Hummingbirds can be exciting to see, but more than one backyard birder has been disappointed to discover they may not be looking at a bird at all – hummingbird moths are fantastic hummingbird imposters. Knowing what to look for can help you tell the difference between these large insects and the tiniest of birds.
About Hummingbird Moths
The term "hummingbird moth" is a general term applied to many medium to large moths in the Sphingidae family and Hemaris genus of moths. There are more than 1,200 species of these moths worldwide, and roughly 125 of them can be seen regularly in North America. Also called hawk moths, sphinx moths, clearwing moths and bee-hawk moths, and in the caterpillar stage, they are called hornworms.
Hummingbird moths share a lot of common characteristics with hummingbirds, which often leads to confusion if backyard birders aren't aware that these distinct moths may be nearby. Both of these creatures are effective pollinators of many of the same flowers, and hummingbird moths also sip nectar from many of the same blooms hummingbirds prefer. Their body shapes are similar, and hummingbird moths are also agile fliers that can hover or fly sideways or backwards, just like hummingbirds. Birders who know what to look for, however, can easily learn to distinguish between these moths and the birds they mimic.
Moth or Bird?
While hummingbird moths and hummingbirds may seem similar, there are actually many differences to look for that can help distinguish them.
- Size: Hummingbird moths are distinctly smaller than hummingbirds, averaging only 1-2 inches in body length compared to the more common 3-4 inches of most hummingbirds. At first, inexperienced backyard birders may assume that hummingbird moths are baby hummingbirds to account for the smaller size, but baby hummingbirds do not fly.
- Antennae: Hummingbird moths have very long, obvious antennae on the head. While some hummingbirds have crests, no North American species do, and hummingbird plumes do not typically face forward in a distinct pair like moth antennae.
- Wing Colors: Many moths have bold patterns and colors on their wings, while hummingbirds typically do not. How the wings are held is also a clue – moths may have their wings spread even while perched, while hummingbirds fold their wings upon landing.
- Legs: Hummingbird moths have six legs, while a hummingbird's legs and feet are much tinier and inconspicuous, especially in flight. Needless to say, the birds also only have two legs.
- Body Shape: Moths have thicker, barrel-shaped bodies, while hummingbirds have a more tapered, delicate shape, particularly when viewed in profile. The abdomen may be thick, but the head and tail are much more tapered than a moth's.

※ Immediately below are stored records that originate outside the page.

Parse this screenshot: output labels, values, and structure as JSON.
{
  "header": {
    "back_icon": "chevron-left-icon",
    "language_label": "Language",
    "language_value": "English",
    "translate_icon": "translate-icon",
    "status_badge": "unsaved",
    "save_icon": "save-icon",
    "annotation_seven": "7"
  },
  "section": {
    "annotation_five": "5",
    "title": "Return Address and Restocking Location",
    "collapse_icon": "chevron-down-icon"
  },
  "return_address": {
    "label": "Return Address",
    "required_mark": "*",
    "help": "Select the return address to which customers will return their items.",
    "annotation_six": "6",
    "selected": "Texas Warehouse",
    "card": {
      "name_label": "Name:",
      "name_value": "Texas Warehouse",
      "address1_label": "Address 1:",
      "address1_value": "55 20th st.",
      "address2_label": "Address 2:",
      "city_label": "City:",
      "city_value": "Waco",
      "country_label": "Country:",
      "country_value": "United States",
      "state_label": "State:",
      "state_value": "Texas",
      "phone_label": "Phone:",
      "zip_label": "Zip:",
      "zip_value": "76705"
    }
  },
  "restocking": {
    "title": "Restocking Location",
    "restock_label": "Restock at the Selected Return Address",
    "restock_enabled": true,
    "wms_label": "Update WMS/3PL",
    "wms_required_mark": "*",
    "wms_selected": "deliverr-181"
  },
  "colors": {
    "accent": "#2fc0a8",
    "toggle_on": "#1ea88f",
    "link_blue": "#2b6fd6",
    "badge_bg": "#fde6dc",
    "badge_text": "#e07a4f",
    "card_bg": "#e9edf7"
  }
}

- Bill Shape: Hummingbird bills are needle-like but generally have a slightly thicker base, and while some hummingbirds have decurved bills, the curve is smooth and the bill itself does not change length in mature birds. Hummingbird moths do not have a bill, but their tongues (more technically, the proboscis) are curled up when the moth is not feeding, and when extended, have a distinct bend or break in the curve.
- Rump Patterns: While some hummingbirds do have different colors on the rump and tails, their color patterns are not as bold as hummingbird moths, many of which have multiple thick bars across the abdomen.
- Flocks: Hummingbirds are more aggressive than moths, and while some flocks may form at feeding areas, it is more common to see hummingbirds alone. Hummingbird moths, however, are more likely to travel together and show no aggression toward other moths. Similarly, hummingbird moths are much less likely to fly away if approached, while hummingbirds are generally warier.
- Habitats: Hummingbirds use widely varied habitats, while hummingbird moths are generally more common in gardens and suburbs and not the more wild locations where hummingbirds can still be found. The exact range and habitat depends on the species, though hummingbird moths are found worldwide and hummingbirds are only in the Western Hemisphere.
- Flower Preference: Both of these creatures sip nectar from a wide range of flowers, but many hummingbird moths prefer pale blooms while richer colors are more likely to attract hummingbirds, depending on what flowers are locally available.
- Activity Time: Hummingbirds are diurnal and are only active during the day, while most hummingbird moths are nocturnal. Some are active during the day, however, and both hummingbirds and hummingbird moths may be feeding during twilight. If a flier is spotted after dark, however, it is almost inevitably a hummingbird moth.
Hummingbirds and hummingbird moths may share many characteristics, but as you become familiar both with the birds and the moths, you'll quickly learn what makes each one distinct.
Photo – Hummingbird Moth © Dwight Sipler